(DATA FOR THE TASK)

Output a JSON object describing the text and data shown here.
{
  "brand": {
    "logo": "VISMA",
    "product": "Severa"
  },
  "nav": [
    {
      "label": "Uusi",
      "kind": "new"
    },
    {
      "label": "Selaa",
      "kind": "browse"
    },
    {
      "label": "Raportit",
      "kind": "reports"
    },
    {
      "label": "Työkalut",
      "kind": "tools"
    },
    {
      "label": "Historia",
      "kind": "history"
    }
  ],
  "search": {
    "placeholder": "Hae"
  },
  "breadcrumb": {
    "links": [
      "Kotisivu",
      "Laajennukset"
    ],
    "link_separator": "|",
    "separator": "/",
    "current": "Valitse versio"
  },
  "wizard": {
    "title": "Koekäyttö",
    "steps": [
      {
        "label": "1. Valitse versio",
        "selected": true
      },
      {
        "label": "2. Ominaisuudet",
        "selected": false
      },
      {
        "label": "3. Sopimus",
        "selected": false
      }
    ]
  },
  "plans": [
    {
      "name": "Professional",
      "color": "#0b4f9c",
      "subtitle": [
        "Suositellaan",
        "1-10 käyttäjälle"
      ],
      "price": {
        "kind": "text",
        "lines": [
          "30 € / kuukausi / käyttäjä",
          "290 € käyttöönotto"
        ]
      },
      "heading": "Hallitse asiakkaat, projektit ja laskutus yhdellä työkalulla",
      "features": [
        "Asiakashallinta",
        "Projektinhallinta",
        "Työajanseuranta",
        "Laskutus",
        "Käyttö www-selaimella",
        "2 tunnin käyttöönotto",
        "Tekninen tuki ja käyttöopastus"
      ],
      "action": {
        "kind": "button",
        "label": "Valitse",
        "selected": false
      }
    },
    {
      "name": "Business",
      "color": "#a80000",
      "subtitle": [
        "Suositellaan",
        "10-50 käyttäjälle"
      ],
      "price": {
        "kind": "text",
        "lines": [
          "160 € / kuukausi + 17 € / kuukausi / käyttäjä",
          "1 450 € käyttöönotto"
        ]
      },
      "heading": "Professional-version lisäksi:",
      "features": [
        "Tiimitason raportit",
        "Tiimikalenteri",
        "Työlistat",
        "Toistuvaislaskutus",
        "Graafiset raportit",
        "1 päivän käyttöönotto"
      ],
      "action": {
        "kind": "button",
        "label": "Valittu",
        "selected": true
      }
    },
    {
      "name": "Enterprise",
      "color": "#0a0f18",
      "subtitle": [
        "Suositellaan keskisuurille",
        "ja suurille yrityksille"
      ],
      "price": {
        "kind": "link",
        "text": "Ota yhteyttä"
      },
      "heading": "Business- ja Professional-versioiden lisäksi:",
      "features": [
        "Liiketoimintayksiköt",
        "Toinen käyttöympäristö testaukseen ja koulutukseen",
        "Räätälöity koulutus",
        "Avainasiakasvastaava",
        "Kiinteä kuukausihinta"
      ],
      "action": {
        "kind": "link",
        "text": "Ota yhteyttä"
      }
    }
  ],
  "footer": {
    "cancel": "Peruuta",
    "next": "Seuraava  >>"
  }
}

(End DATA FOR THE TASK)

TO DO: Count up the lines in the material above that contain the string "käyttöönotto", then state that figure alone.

WRITTEN SOLUTION: 4